I remember when I opened my CBZ account. It wasn’t the best of experiences, I was frustrated to the point of almost choosing another bank. That all changed when I opened the CBZ Touch app.
I burst out laughing. I couldn’t believe my eyes. ‘Good one Cibby,’ I thought. I needed the comic relief.
The app was just hideous, there’s no sugarcoating it. That it was the official app of the largest bank in the country was mind boggling to me.
The fact that it was the most popular banking app infuriated me. The initial impression of banking apps for most Zimbabweans was going to be this monstrosity. What a way to lower the bar.
For those that never saw it, I’m sorry but my apps auto update, so I no longer have screenshots but below is a tweet I sent out.
To this day I don’t know how the developers got the decision makers to sign off on that design. The icons seem to have been drawn by a toddler, probably the CTO’s son. Maybe that’s how it got the green light. The overall design screams, ‘bare minimum.’
After I tweeted the above, they replied, ‘Worry not Learnhard, watch the space.’ I watched that space for one year and six months. Now I finally have something to report.
The new design is better, not great
If the directive given to the developer’s was to improve the design, that was no directive at all. There was no way to go but up. So, of course, the new design is better than the old one. See for yourself.
Turns out whilst I watched the CBZ space, NMB further improved their app. You can clearly see how the NMB design is just better, objectively.
The icons on Cibby’s offering look a little cartoonish. They also went overboard with the colours, the rainbow seems disjointed and jarring.
Contrast with the icons on the National Mattress Bank one and the difference is night and day. Here the icons were designed to work together with the same colour pallette. It just looks cohesive.

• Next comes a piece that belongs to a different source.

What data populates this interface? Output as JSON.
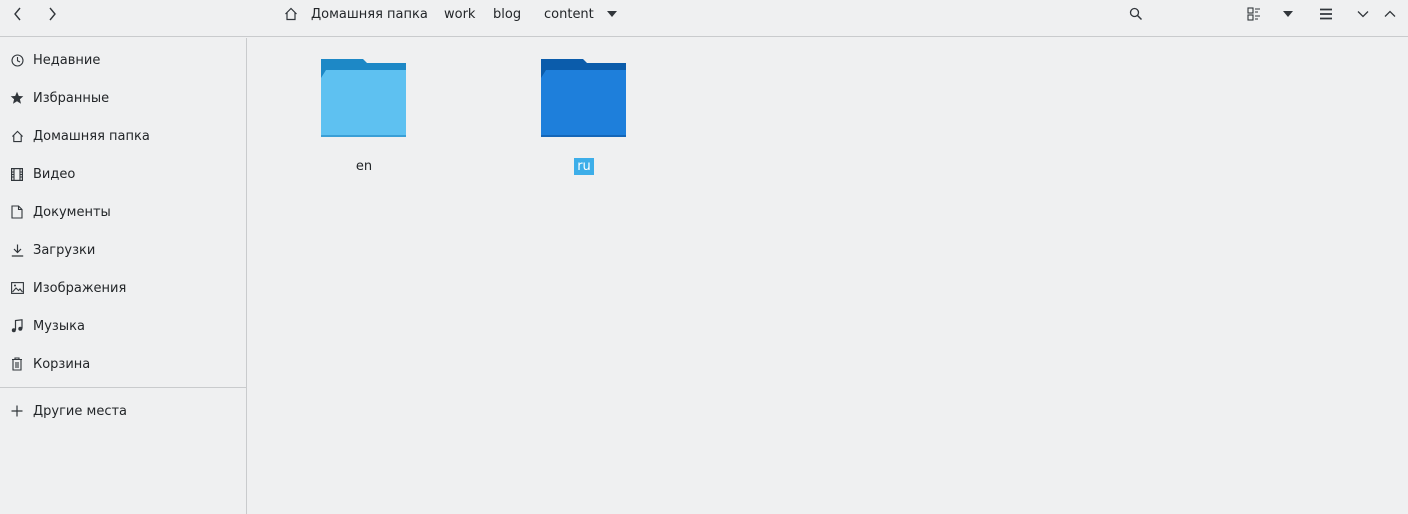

Further, I think the grid on the NMB app works better than the vertical alignment on Cibby’s. They could both chip away at the massive foreheads (headers) their apps have, with Cibby’s much too big.
Does all this even matter if the app works?
Yes, absolutely. Design matters. Both for physical items and software.
Humans are drawn to beautiful things. A beautiful face can mask a multitude of imperfections. Humans are just wired that way.
An ugly user interface conjures up images of incompetence, apathy and unlikeability.
If someone stepped on your shoes, your reaction is totally dependent on what they look like. If it’s an attractive person, truth is you are more likely to apologies yourself than throw a fit.
Same goes for UI design. If some feature does not work or an app crashes, you are more forgiving when it’s a beautifully designed program. You assume something went wrong, not that the program just doesn’t work. Which is what you assume when low level of care is betrayed by bad design.
The perception people have of a brand is important to it’s success. We see how Apple has leveraged good design into higher brand loyalty which in turn leads to higher margins.
Zimbabwean companies have to start taking UI design seriously. I’m glad CBZ has improved their offering and should continue improving it.
Now, first place on the ugly interface ranking goes to Buddy Beatz. Here’s hoping something happens there as well.